◆ About this exercise: When the word "source" shows up in a line of the records below, copy that line.

◆ Available data:
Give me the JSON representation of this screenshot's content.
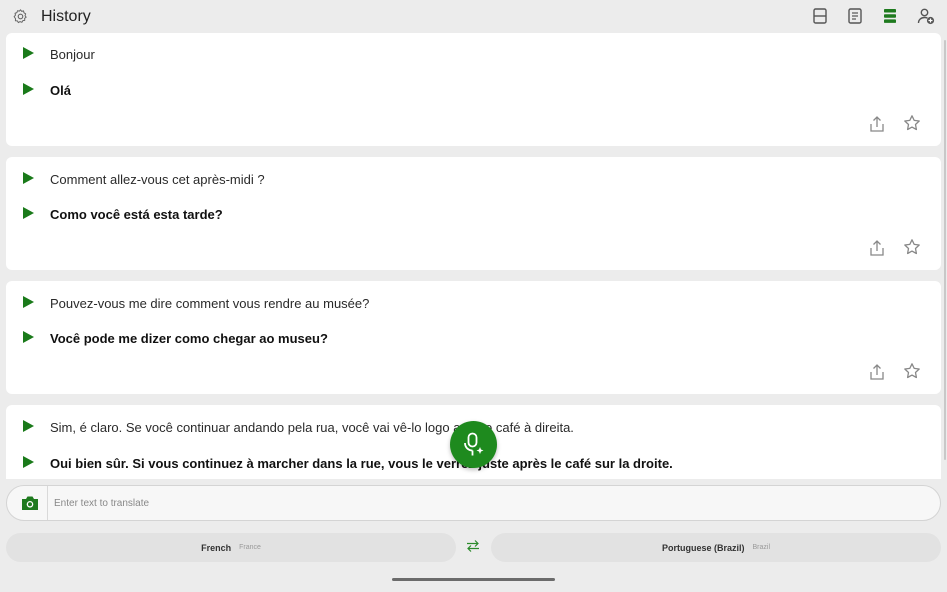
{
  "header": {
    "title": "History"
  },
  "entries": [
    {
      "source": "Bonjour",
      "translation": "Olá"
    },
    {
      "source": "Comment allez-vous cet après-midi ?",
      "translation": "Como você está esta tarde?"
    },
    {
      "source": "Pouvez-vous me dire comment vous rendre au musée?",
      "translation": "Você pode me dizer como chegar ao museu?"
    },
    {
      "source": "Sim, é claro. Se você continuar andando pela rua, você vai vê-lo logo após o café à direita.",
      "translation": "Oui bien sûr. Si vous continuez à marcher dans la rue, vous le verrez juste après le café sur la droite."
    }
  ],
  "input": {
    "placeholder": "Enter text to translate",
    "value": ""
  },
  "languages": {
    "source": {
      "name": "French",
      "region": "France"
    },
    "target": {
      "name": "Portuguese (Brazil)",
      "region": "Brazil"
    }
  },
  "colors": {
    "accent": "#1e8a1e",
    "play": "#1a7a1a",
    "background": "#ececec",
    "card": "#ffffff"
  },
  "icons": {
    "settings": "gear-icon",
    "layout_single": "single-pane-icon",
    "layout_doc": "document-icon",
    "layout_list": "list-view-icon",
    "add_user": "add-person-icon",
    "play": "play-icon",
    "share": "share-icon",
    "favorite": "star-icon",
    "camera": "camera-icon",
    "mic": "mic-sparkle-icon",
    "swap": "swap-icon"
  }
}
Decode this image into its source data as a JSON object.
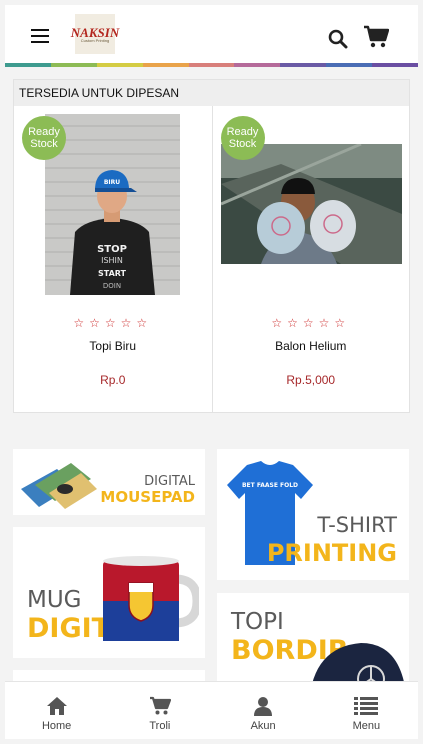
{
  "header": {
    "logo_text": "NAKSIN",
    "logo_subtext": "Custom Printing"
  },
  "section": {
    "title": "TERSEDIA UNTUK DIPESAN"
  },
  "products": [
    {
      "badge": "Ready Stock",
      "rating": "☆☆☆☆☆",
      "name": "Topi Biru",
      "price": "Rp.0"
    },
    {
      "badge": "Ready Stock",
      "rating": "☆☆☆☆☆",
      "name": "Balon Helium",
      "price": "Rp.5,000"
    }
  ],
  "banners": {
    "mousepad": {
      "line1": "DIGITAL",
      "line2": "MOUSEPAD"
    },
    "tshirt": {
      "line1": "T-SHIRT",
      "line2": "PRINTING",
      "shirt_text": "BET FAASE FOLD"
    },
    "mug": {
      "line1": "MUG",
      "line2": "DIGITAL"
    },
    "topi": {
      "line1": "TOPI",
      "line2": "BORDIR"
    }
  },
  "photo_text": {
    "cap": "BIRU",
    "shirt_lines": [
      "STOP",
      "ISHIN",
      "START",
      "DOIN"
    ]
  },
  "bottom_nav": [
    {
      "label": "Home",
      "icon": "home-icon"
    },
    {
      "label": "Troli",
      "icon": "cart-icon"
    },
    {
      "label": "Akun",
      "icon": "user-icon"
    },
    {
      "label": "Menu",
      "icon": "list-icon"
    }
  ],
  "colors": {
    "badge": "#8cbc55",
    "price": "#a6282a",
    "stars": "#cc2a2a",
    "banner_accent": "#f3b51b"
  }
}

◆ Exercise response:
      "source": "Bonjour",
      "source": "Comment allez-vous cet après-midi ?",
      "source": "Pouvez-vous me dire comment vous rendre au musée?",
      "source": "Sim, é claro. Se você continuar andando pela rua, você vai vê-lo logo após o café à direita.",
    "source": {
Decode this image into its source data as a JSON object.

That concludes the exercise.